BARCLAYS’ presence in Zimbabwe was never a flirtation.
The bank opened in the country, then a British colony, 105 years ago and became a permanent feature on the economic landscape.

But it all came to an end last week with the announcement that the British firm had sold its interest in Zimbabwe to a Malawi-listed lender, First Merchant Bank (FMB).

Barclays Plc’s intention to exit Zimbabwe as part of a broader recalibration of its footprint away from Africa had been announced in March 2016. The only question related to who would land the prized asset.
The choice of suitor had split Barclays Bank Zimbabwe between management and low-level workers.
Management had reportedly put their own bid for the local company, which had been rejected by Barclays Plc when it entered exclusive talks with FMB.

By last week, low-level managers had launched a court challenge seeking to stop Barclays Plc from selling to FMB or any other party and to force the British bank to give Zimbabwe workers the right of first refusal.
That court challenge may now become an exercise in futility since the purchase by FMB is now a done-deal only awaiting regulatory approval.

There are suggestions the Reserve Bank of Zimbabwe had long sanctioned the suitor before Barclays engaged FMB in talks.

True, Barclays Bank Zimbabwe, which has US$476 million worth of assets, had become an iconic brand with a large customer base.

It is a stable financial institution and was the go-to bank for depositors fleeing risk in a market where more than 20 financial institutions have twisted in the wind since the start of the millennium.
But that brand, represented by the eagle, will soon soar away and in its place will sit the FMB logo. This is a reality those who had gone to court to oppose the bid will now have to accept.
FMB has acquired a good asset. It has an obligation to protect it.

It has also inherited an able workforce which has managed to preserve value and made the asset a good takeover target. These, including the 63 who went to court to oppose the acquisition, should also be protected.
Barclays has indicated that it will transfer all of the bank’s 700 employees, 25 retail branches and five corporate service centres in Zimbabwe, to FMB.

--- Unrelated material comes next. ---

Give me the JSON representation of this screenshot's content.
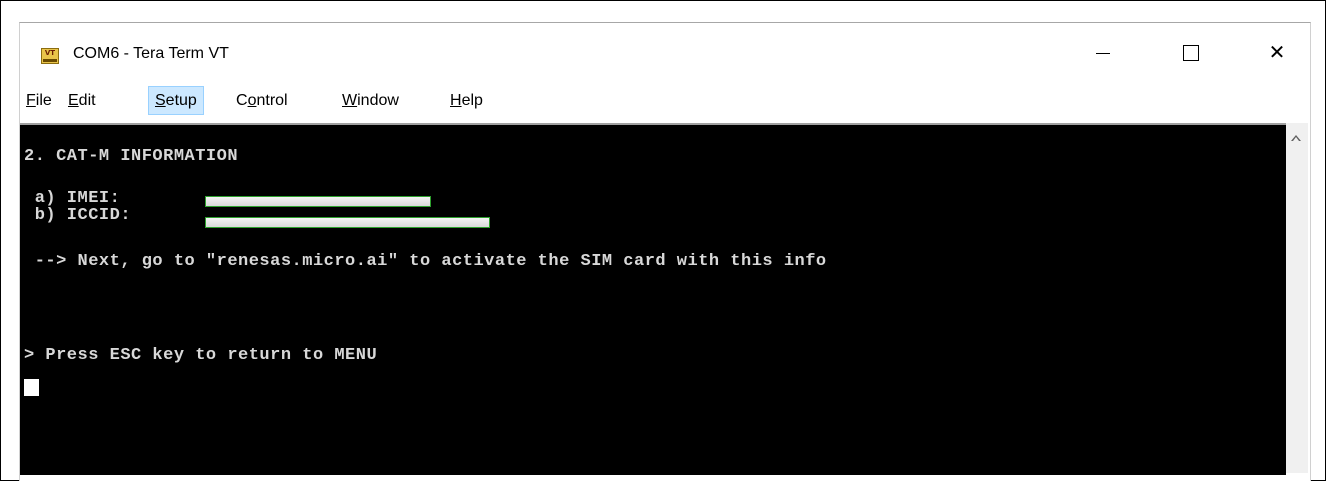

It may be worth pointing out that the other critical asset will be the depositor, without whom the bank will fail.
The depositor will need assurance that deposits will remain safe after this transaction and that they can trust the new owners with their money.